Such is speed that frequently a juggled ball or two
Howsoever, immobilized after wrecking my car, I
started building mobiles and hanging them from my bedroom ceiling. More
interestingly, Mark and Paula and I started stoning out on bennies, grass, and
red wine, nude at night in the light-dimmed living room. The unclothed
part was new to me. Moreover, I'd lusted for Paula from the first time I
saw her. Although my attraction to Paula never became blatant in our
evening stoner sessions, I knew Mark was hyper-aware of it. But to all
appearances, Mark was oblivious to my lust for Paula. In time, I realized
why that must have been. On one subject, and one subject only, Mark could
be counted on to give Paula a hard time -- her failing to enter sufficiently
into the spirit and practice of their wife-swapping.
It was Paula's pretty, hardheaded fidelity to her
concept of traditional Christian values that prevented her from joining equally
enthusiastically with Mark in their wife-swapping soirees. Nonetheless, I
wasn't surprised when Paula appeared in my room by my bedside before light one

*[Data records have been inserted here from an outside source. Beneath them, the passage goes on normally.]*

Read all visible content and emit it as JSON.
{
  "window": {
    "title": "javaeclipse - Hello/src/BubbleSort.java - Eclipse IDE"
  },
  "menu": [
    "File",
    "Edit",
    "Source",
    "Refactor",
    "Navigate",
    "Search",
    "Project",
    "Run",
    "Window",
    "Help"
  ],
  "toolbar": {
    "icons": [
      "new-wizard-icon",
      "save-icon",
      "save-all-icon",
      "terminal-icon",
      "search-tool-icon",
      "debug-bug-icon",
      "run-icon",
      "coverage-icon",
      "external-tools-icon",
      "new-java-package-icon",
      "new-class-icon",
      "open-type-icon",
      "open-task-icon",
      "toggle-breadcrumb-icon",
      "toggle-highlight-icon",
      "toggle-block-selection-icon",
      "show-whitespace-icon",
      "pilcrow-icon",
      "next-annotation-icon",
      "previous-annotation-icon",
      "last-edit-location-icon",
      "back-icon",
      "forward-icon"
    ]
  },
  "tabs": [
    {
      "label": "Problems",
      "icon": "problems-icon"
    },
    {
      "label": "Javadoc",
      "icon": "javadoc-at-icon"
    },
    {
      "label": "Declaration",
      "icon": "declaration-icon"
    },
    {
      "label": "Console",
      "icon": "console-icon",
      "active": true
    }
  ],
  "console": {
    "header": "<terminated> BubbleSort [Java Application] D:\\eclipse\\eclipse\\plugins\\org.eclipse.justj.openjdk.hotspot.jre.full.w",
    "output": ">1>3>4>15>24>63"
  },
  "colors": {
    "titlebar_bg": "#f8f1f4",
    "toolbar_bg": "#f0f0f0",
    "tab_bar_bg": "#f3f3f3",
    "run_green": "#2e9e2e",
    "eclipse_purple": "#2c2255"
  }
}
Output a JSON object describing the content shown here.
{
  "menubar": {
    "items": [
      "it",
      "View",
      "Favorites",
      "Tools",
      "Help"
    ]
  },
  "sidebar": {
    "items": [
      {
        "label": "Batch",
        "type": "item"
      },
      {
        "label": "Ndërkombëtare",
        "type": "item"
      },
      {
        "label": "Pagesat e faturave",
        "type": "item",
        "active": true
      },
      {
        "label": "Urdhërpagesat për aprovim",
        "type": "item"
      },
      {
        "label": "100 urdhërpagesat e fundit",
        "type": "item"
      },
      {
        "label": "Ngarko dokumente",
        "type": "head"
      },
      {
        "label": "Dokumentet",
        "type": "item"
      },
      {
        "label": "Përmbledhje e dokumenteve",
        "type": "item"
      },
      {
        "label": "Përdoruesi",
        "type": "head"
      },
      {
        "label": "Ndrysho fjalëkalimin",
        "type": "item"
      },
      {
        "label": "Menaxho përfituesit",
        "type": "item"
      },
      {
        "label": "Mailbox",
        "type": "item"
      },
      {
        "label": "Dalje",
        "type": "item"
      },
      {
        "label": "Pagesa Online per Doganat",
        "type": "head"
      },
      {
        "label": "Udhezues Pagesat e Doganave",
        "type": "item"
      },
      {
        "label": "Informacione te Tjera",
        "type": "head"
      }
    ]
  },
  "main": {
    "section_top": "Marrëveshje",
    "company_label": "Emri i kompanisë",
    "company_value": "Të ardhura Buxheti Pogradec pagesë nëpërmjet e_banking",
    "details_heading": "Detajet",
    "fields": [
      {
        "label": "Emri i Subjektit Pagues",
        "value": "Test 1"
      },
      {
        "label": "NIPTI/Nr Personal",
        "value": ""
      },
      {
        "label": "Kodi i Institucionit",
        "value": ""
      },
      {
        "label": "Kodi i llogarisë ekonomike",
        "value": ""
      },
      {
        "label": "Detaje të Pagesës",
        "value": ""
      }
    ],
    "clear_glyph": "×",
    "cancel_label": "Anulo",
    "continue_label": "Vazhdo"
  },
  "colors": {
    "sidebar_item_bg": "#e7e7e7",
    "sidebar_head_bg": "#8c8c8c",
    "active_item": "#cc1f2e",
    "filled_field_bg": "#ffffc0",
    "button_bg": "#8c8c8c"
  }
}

morning and said Mark had told her to come have sex with me. I said, 'But do you want to?' Paula left without a word. A while
later she came back, saying, '...this isn't just because Mark
told me to do it....I do want to, you know, I really do....'
That was the only time Paula and I slept together, and late in the spring of 1972, I found transportation and started a trek which ended with me living in Oakland. But not before a quiet evening in Concord when the family and I were eating supper at the dinner table.
Baby John was gurgling and struggling in his high chair while Mark talked about some of my Mexican co-workers who were dissatisfied with so many bennies instead of dinero for their labors. One of the Mexicans had mentioned it to him, and Mark had told him that if he didn't like it, he could quit -- Concord had plenty of unemployed Mexicans willing to take his place.
Low-Rider at Flickr Commons (2008), by Steve Kay
'You know, Paula, I just can't give a damn about those guys,' Mark said. 'Compared to my family responsibilities, those guys are nothing. You, me, and Baby John are all that matters.' The man was almost radiant. 'Nothing comes before putting food on the table and having a good place for the three of us to live. We're a family, and, f*ck anybody who tries to interfere with me taking care of my family.'